• **Work to complete**
Search for the word "solana" in the entries. Each line that holds it should be copied.

[[ Task material open ]]

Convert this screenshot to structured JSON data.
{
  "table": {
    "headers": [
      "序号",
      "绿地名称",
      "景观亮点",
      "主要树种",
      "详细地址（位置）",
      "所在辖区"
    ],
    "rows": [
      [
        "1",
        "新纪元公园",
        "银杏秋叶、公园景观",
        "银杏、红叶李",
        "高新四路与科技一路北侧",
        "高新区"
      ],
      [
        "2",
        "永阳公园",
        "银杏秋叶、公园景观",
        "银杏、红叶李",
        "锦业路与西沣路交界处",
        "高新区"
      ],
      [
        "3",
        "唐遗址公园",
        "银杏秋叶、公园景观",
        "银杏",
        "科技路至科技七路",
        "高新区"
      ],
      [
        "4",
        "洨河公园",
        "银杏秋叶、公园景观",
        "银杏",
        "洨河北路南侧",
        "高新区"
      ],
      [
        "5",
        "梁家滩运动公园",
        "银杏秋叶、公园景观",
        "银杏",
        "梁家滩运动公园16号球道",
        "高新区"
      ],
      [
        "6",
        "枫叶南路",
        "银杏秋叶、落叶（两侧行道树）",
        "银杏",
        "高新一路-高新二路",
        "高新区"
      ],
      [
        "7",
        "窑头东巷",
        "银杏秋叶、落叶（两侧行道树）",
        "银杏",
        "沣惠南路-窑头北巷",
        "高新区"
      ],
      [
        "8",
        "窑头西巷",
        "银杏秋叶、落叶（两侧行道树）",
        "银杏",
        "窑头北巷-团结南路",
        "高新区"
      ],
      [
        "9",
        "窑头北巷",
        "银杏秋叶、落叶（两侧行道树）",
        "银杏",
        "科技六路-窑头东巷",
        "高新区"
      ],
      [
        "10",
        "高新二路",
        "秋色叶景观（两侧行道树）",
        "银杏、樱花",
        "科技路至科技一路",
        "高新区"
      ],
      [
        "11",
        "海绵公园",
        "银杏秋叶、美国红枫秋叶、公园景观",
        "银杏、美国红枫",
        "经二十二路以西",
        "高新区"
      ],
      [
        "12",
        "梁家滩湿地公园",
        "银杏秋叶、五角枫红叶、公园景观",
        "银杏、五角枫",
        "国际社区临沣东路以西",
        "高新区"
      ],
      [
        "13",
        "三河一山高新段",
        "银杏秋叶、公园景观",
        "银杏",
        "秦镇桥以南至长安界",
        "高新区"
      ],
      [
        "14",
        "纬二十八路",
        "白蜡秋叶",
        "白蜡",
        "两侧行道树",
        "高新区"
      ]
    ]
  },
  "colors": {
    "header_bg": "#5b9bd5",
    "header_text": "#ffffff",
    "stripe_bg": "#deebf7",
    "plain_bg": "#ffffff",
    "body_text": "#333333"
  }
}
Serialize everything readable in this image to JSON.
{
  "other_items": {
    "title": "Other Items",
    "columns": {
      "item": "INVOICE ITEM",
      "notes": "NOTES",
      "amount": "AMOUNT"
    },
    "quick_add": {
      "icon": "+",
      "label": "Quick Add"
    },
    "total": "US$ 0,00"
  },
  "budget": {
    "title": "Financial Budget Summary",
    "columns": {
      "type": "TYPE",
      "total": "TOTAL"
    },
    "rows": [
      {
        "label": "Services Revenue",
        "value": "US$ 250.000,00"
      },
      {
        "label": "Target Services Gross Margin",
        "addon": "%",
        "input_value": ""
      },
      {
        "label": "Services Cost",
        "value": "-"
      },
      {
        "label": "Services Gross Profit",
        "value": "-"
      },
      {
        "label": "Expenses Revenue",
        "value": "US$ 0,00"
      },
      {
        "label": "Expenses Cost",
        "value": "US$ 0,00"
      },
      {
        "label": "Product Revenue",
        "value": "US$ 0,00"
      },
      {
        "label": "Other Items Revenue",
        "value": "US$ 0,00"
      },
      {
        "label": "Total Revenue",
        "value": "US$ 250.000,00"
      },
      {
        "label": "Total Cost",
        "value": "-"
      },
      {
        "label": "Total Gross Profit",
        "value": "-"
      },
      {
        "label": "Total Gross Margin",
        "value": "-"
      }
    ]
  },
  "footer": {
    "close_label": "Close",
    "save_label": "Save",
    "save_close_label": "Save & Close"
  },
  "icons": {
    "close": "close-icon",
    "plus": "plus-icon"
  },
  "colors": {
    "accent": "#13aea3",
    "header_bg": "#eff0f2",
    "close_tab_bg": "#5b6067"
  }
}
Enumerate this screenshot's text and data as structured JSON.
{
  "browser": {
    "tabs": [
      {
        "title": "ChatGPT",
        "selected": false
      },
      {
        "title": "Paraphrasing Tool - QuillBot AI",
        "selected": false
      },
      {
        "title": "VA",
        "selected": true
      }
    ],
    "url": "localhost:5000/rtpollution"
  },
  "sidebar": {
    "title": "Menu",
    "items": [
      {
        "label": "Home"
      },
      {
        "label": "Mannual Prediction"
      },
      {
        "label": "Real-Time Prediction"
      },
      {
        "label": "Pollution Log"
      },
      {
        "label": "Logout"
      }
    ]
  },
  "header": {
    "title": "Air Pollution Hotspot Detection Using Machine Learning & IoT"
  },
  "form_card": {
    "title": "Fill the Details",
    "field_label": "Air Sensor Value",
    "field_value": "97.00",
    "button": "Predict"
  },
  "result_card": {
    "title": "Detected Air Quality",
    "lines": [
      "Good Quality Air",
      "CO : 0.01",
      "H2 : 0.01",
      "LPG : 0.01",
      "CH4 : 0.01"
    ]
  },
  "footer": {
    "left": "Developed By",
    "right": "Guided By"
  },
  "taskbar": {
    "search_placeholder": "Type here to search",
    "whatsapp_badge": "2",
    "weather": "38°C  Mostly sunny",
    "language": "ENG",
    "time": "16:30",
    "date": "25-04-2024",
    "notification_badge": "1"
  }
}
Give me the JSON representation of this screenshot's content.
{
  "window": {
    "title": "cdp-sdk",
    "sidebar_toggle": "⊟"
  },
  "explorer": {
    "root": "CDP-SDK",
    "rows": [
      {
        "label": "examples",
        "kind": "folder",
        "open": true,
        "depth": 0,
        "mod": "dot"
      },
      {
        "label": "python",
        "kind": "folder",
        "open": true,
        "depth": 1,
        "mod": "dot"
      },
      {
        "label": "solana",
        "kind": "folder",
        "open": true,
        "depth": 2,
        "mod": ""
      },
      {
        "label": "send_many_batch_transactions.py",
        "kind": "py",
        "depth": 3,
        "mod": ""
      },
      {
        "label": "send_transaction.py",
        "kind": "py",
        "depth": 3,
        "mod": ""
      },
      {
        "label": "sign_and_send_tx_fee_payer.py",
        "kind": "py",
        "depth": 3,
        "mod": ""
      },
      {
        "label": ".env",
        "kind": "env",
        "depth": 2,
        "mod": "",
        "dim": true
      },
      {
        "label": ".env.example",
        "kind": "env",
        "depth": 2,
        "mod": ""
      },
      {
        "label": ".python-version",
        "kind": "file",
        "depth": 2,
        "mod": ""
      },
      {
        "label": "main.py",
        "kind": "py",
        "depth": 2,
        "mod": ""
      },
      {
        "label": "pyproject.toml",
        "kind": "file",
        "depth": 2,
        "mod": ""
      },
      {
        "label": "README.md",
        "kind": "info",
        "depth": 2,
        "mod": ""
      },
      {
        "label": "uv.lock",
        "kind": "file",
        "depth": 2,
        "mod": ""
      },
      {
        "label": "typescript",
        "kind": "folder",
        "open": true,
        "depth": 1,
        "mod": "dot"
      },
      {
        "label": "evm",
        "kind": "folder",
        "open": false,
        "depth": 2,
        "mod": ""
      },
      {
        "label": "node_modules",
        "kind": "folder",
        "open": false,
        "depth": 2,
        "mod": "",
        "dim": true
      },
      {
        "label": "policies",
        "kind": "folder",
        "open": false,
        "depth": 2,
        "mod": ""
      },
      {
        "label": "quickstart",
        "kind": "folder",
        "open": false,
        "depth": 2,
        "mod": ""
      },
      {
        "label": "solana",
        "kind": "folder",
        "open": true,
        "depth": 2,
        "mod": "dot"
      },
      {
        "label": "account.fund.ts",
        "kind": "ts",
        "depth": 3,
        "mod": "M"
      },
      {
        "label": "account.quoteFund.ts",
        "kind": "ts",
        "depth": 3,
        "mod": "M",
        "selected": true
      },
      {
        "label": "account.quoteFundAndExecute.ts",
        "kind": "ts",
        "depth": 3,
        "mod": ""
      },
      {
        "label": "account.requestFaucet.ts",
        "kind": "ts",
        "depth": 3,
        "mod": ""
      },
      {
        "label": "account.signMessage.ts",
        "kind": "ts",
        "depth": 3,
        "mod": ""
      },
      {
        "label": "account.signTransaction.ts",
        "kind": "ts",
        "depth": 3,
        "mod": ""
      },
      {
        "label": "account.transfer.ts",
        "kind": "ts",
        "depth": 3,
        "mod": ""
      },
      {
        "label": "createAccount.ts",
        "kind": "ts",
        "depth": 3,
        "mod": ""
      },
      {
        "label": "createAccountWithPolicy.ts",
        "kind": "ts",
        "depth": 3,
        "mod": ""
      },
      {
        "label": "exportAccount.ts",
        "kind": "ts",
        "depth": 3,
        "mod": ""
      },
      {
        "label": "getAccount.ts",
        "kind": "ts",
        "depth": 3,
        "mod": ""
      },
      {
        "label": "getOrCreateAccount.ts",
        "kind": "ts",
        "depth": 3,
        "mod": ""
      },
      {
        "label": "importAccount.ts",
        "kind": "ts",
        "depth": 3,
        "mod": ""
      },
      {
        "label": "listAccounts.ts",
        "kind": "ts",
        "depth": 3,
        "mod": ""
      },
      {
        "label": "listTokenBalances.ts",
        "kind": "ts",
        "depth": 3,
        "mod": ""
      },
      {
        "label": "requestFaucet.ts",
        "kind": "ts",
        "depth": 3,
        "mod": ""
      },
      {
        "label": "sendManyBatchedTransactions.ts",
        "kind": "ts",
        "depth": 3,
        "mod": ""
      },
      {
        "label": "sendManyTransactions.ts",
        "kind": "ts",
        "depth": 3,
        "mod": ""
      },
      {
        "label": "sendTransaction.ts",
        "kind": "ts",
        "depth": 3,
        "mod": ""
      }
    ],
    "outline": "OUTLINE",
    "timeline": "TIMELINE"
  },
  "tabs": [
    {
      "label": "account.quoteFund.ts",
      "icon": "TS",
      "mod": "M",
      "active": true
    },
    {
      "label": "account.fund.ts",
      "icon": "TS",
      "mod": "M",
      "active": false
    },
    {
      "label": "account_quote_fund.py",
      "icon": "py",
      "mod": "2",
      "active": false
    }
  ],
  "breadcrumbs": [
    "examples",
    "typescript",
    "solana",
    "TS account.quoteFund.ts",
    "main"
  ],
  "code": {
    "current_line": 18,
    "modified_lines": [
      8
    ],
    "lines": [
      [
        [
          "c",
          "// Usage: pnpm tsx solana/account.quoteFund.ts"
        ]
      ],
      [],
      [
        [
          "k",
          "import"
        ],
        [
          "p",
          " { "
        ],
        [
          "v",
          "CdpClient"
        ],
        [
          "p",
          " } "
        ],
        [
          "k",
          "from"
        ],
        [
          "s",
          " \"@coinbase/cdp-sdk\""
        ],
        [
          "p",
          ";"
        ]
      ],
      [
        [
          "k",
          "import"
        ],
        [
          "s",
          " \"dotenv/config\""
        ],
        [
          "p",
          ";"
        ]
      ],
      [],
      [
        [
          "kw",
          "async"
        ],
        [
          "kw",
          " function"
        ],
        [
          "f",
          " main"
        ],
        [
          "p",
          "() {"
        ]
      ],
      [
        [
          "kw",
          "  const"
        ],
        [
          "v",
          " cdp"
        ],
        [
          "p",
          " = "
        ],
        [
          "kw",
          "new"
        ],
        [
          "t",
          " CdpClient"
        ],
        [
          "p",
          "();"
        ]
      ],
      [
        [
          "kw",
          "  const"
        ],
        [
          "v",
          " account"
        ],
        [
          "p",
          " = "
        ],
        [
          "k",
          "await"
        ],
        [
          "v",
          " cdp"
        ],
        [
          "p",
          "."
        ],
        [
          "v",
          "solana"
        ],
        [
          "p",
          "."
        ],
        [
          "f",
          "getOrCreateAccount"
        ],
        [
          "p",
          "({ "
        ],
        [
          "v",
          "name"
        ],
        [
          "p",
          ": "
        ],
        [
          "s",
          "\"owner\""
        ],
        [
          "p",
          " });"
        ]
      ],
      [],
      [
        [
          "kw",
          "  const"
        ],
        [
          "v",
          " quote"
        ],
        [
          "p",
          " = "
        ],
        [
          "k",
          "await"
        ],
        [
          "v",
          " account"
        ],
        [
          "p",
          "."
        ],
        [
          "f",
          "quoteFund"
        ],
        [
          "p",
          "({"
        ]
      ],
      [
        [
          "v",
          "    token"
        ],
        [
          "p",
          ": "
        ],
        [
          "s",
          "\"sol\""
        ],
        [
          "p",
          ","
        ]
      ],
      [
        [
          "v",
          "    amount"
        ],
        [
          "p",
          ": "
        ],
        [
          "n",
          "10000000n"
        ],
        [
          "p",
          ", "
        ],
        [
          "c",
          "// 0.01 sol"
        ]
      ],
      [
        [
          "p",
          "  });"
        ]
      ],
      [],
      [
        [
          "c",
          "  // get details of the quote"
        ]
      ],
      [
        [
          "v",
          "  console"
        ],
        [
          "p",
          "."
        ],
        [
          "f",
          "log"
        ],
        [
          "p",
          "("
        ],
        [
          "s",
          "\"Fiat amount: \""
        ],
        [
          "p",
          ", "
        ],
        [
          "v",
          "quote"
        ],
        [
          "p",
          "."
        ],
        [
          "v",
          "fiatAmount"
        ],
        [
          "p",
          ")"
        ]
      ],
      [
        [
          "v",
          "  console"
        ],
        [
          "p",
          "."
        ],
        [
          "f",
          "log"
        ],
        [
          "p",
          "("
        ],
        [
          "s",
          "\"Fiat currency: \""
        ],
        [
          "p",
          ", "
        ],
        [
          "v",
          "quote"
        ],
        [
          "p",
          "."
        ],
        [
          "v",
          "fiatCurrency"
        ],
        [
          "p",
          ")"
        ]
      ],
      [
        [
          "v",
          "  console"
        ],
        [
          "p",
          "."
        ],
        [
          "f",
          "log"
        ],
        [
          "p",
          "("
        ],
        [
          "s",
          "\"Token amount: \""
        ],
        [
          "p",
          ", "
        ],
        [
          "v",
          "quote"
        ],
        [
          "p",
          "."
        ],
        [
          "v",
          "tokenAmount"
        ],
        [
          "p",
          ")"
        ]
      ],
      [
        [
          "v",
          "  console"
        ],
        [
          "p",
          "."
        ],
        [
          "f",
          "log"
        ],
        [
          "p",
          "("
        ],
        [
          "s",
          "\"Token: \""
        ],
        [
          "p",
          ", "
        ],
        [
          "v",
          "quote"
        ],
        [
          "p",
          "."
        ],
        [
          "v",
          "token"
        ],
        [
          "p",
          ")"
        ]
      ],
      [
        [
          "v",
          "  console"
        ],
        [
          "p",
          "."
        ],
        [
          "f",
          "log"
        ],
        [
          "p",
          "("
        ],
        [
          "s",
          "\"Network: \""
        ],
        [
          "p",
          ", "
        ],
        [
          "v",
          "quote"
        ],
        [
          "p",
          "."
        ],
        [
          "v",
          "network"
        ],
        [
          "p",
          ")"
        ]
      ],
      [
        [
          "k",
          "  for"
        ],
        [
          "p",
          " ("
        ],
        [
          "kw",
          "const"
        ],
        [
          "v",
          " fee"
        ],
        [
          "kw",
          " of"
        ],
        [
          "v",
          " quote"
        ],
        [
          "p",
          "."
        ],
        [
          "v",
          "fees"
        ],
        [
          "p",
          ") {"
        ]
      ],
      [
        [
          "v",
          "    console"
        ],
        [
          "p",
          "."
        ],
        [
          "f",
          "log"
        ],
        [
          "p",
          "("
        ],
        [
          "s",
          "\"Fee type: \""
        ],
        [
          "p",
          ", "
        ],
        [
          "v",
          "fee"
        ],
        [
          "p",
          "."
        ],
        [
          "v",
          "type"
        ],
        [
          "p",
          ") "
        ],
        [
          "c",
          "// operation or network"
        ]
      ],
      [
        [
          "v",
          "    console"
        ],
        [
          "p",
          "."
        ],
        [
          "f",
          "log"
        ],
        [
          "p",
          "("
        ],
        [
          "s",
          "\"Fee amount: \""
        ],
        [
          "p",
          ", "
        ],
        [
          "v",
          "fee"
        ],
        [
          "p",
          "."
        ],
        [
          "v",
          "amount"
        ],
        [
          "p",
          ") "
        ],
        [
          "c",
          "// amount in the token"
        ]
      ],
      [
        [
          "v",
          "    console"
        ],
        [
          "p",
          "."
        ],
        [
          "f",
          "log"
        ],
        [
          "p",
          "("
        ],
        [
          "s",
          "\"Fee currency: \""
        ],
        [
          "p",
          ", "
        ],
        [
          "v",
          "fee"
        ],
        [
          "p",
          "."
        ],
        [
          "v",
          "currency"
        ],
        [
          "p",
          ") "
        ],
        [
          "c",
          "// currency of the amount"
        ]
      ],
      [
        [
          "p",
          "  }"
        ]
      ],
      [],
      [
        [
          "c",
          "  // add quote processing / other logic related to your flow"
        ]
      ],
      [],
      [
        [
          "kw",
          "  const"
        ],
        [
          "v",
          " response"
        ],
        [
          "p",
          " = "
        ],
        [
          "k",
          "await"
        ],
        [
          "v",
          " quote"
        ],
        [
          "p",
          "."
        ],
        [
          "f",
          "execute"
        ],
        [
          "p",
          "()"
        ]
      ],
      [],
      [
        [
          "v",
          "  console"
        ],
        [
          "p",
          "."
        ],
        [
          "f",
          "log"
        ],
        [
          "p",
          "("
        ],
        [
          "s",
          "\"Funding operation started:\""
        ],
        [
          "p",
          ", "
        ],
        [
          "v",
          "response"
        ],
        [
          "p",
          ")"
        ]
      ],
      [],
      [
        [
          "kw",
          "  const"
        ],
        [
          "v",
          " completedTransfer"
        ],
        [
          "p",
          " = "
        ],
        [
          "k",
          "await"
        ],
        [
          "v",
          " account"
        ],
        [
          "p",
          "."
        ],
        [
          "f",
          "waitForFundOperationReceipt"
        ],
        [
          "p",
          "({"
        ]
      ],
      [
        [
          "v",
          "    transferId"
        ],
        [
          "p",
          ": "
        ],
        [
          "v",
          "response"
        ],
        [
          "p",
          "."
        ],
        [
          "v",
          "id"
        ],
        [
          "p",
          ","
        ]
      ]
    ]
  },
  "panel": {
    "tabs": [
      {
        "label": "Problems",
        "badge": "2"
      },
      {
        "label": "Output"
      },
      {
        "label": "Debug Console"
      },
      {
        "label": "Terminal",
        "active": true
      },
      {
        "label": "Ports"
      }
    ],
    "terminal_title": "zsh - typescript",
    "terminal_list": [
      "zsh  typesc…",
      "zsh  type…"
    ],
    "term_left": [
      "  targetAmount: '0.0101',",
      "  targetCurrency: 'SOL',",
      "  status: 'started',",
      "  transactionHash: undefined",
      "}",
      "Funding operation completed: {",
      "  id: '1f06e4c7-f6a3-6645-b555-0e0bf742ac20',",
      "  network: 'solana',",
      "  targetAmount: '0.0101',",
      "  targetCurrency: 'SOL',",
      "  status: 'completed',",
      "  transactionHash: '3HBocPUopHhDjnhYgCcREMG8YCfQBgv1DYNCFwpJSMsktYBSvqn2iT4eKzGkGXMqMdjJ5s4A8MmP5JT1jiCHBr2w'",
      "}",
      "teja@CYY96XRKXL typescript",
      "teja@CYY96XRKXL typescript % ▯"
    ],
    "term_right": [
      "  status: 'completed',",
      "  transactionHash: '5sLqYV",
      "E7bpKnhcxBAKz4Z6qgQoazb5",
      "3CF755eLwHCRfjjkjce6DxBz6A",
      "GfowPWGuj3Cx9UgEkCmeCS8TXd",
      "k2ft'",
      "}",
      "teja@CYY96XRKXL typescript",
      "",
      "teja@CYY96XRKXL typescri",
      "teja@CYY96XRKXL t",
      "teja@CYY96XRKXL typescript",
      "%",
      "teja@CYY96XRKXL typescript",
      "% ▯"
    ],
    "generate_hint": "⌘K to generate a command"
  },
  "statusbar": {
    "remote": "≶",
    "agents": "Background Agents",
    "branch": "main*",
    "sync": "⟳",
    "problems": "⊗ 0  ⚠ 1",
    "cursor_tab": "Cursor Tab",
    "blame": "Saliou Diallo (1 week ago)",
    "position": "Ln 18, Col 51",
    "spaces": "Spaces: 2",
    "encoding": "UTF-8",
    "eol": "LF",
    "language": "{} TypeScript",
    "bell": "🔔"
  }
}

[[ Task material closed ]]

• **Result of this task**
        "label": "solana",
        "label": "solana",
    "solana",
          "// Usage: pnpm tsx solana/account.quoteFund.ts"
          "solana"
      "  network: 'solana',",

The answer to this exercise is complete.